◆ EXERCISE INSTRUCTIONS ◆
Nothing but a number should be given: how many lines in the entries below include the string "your".

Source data
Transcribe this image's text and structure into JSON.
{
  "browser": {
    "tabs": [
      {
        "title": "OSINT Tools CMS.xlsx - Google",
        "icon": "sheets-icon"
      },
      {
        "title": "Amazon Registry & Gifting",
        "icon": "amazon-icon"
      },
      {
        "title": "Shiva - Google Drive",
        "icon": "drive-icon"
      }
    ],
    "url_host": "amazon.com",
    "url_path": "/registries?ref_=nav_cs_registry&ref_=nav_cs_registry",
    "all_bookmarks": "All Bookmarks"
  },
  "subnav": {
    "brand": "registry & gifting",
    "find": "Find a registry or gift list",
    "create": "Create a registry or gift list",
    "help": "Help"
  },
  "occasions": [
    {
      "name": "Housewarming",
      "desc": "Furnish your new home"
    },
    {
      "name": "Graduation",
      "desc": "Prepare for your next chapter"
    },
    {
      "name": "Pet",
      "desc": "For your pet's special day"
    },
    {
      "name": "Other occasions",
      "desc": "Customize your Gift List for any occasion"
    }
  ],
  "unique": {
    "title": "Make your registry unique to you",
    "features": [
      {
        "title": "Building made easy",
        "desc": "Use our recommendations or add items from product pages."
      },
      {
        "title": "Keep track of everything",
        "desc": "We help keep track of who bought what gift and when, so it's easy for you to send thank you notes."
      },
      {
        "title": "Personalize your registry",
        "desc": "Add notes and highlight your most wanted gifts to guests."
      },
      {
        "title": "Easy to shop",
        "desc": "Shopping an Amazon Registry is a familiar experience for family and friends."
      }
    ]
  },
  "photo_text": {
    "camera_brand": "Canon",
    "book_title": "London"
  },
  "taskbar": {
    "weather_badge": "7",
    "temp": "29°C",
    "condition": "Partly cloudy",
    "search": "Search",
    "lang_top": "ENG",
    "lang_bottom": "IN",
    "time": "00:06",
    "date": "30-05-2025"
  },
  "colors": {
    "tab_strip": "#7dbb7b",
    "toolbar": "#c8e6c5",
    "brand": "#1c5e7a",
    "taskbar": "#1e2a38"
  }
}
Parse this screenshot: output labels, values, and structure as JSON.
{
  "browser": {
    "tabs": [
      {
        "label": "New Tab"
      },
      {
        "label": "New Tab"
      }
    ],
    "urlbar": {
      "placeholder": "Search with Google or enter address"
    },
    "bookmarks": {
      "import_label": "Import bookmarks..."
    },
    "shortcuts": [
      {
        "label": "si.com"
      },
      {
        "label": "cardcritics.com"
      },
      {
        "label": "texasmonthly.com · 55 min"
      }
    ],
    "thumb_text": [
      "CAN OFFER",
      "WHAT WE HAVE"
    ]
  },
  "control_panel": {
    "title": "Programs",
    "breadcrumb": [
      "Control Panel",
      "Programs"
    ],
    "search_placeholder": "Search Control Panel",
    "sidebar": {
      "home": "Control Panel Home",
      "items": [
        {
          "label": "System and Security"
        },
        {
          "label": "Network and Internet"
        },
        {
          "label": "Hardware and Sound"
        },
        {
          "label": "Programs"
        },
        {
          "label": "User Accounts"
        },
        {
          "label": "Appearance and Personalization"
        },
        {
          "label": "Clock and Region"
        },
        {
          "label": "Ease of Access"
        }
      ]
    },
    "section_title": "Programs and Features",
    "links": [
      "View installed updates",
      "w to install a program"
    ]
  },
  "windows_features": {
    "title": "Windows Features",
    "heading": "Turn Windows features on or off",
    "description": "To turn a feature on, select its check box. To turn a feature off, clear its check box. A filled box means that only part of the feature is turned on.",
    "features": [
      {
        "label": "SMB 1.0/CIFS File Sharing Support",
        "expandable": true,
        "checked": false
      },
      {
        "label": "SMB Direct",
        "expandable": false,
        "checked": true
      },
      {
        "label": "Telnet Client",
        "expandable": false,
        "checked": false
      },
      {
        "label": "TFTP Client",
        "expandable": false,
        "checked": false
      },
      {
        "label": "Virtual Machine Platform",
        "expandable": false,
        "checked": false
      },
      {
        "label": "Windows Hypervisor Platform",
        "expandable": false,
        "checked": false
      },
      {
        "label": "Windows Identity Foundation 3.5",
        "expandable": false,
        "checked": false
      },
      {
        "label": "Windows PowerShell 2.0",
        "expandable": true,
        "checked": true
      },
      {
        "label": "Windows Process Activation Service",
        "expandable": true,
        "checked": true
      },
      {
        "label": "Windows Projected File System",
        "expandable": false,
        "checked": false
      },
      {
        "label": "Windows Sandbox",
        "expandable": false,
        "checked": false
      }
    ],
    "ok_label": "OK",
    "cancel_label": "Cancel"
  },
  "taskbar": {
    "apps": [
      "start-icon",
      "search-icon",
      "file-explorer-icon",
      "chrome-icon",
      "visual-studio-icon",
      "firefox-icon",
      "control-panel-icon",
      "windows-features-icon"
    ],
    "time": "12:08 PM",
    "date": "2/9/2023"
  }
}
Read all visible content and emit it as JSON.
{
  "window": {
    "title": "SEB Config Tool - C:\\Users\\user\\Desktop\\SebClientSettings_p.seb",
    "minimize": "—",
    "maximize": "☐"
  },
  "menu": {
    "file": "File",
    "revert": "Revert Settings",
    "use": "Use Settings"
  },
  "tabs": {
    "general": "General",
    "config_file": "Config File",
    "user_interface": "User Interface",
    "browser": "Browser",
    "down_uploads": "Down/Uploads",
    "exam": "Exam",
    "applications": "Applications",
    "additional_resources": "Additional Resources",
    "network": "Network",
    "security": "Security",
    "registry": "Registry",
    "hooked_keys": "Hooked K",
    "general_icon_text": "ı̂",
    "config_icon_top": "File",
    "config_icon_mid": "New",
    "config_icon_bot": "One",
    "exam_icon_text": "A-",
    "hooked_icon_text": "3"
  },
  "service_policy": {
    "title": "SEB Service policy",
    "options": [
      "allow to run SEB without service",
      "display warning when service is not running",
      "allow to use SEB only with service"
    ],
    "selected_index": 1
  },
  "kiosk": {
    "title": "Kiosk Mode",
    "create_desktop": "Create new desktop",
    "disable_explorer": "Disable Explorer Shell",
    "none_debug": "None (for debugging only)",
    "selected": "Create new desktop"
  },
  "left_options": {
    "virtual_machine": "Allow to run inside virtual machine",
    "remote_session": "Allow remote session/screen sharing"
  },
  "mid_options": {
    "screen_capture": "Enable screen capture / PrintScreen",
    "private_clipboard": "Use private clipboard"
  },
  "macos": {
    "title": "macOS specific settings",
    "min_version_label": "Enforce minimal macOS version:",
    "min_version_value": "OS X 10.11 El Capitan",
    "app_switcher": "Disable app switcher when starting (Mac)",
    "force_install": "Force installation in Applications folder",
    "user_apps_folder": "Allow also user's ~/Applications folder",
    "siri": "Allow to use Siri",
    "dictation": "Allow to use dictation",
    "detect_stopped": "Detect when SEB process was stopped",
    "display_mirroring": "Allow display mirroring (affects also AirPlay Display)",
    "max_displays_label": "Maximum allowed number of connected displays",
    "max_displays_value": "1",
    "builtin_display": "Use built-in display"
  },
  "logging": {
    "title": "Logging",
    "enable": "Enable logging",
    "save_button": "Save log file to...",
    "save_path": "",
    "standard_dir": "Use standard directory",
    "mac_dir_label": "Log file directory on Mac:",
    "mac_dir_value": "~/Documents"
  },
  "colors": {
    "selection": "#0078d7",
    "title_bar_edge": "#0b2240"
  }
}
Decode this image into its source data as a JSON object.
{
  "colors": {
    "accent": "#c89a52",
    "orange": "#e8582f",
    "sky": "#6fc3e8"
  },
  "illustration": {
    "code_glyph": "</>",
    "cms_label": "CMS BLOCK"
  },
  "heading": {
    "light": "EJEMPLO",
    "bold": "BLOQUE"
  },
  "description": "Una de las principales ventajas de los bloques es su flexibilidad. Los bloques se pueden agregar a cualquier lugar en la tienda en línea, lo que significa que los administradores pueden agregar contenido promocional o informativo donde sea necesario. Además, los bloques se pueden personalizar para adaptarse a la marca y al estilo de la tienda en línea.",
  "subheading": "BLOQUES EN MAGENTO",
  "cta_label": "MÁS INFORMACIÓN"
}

◆ OUTPUT ◆
7